Colleagues of Mountz and Harrell certainly appreciate the symbolism in Mountz winning an award named for his mentor. Brad C. Weber, the Chair of Board of Directors of the Dallas Bar Association, noted that Mountz “learned how to be a true professional from practicing law with Mr. Harrell.” Weber added: “This award will mean so much to Tim, in part because it’s named after Tim’s great mentor, Morris Harrell.” “Morris Harrell certainly would agree that Tim is deserving of this award,” said former Dallas Bar Association President Harriet Miers. “He would be thrilled that Tim is receiving it, as am I.” Ambassador Robert W. Jordan remarked that “Tim displays the same devotion to professionalism that we admired so much in Morris, in both his advocacy for clients and in his bar leadership. I know Morris would be tremendously proud of Tim for receiving this honor bearing his name.”
Mountz was born in Louisville, Kentucky and graduated from high school there in 1973 where he was elected president of his senior class and voted “Most Likely to Succeed.” He came to Dallas to attend Southern Methodist University and received a B.A., with high honors. At Duke Law School, he enjoyed the trial advocacy and moot court programs, and worked for two years on the Duke Law Journal’s Editorial Board.
While in law school, Mountz formed what he has called “his first equity partnership”—marrying Janet Lee Taylor. They have two daughters, Christina and Taylor Anne.

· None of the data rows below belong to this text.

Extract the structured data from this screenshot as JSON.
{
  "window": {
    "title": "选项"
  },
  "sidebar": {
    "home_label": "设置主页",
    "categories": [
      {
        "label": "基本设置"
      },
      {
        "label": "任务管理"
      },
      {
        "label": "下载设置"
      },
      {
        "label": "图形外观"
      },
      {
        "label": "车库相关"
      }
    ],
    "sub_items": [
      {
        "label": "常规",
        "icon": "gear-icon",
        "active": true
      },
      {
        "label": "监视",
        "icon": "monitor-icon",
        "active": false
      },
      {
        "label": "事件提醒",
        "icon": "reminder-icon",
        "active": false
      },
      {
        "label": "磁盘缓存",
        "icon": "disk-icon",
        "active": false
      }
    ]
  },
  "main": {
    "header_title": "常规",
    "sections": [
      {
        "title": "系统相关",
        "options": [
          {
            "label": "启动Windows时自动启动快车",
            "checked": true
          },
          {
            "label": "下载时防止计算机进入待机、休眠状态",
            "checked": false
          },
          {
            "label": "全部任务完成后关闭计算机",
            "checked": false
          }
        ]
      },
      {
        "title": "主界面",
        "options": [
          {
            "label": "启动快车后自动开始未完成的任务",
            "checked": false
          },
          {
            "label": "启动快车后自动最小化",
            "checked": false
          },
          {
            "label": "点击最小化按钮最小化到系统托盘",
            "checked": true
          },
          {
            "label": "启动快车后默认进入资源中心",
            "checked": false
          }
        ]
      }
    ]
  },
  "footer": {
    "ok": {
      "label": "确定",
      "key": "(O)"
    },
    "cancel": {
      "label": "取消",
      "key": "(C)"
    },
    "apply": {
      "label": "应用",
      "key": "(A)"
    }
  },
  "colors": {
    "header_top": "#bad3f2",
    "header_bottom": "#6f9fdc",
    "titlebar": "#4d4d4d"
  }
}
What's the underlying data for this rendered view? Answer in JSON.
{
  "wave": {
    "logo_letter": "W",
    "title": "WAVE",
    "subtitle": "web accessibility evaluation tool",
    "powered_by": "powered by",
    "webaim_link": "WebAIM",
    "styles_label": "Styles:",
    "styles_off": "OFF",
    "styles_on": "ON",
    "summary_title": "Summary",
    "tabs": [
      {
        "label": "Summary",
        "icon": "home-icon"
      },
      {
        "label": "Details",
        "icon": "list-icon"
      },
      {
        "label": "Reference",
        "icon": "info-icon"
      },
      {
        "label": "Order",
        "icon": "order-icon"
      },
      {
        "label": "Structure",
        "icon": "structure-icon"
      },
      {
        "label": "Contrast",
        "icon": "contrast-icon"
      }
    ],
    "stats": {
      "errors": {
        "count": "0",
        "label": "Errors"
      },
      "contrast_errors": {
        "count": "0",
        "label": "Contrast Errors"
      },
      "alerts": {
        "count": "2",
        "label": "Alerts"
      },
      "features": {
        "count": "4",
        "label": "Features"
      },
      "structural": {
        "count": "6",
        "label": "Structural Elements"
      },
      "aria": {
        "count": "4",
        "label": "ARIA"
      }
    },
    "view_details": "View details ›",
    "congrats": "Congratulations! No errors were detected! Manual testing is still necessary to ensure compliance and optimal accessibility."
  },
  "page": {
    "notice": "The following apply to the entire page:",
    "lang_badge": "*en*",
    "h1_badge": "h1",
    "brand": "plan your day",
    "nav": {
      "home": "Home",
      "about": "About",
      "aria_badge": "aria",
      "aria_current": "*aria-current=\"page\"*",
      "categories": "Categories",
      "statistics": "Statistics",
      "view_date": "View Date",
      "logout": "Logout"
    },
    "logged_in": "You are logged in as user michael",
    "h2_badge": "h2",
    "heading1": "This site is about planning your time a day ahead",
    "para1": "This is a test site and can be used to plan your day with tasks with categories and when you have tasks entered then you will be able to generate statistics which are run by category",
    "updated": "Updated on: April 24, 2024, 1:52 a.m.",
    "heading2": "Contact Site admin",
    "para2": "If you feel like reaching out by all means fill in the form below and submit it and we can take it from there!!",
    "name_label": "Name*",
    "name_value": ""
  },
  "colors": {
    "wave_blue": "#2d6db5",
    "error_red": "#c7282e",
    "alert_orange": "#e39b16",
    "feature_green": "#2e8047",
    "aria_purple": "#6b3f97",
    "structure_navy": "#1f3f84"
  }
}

Although Mountz was the first lawyer in his immediate family, Mountz had the benefit of sound counsel of another lawyer, his father-in-law, Robert C. Taylor, who suggested he consider Harrell’s firmwhen Mountz was interviewing.
And when it comes to service, Mountz recognizes the example set by his own father. Wade Mountz is the former CEO of a large hospital system who served as president of the American Hospital Association, and was recently inducted into the Health Care Hall of Fame. Mountz’s own record of service and bar leadership, moreover, is extensive.
He is a former President of the Dallas Association of Young Lawyers and was also Chair of the Board of the Texas Young Lawyers Association, serving on that board for five years. Mountz joined Baker Botts L.L.P. in 1997, where his practice focuses on professional liability litigation, securities litigation, SEC investigations and enforcement proceedings and complex business litigation. While practicing there, he has been recognized many times as a “Texas Super Lawyer,” and been included many times in The Best Lawyers in America.
After joining Baker Botts, Mountz continued his service to the bar. In 1997, he began over 10 years of service on the Dallas Bar Association’s Board of Directors, and served as its Chair in 2001. He also recently served for five years on the Board of Directors of the State Bar of Texas, receiving a Presidential Citation for his service.
He was also, of course, the 2005 President of the Dallas Bar Association. Mountz focused his presidency on the core values of professionalism and service. To promote those values, the Dallas Bar Association sponsored two key programs.
The first program, described by Weber “one of Tim's greatest accomplishments as DBA President,” focused on new lawyers and included discussion groups in which law students were presented with legal situations involving professionalism issues. The second program, for the Dallas legal community generally, included judicial panels and an interactive ethics program sponsored by the Texas Center for Legal Ethics & Professionalism.
“I can’t think of a person more deserving than Tim Mountz to receive the Morris Harrell Professionalism Award,” said Weber. We congratulate him on this well-deserved award.
Tim Ackermann practices patent, trademark and copyright law at The Ackermann Law Firm. He is Co-Chair of the Publications Committee of the Dallas Bar Association. He can be contacted at firstname.lastname@example.org.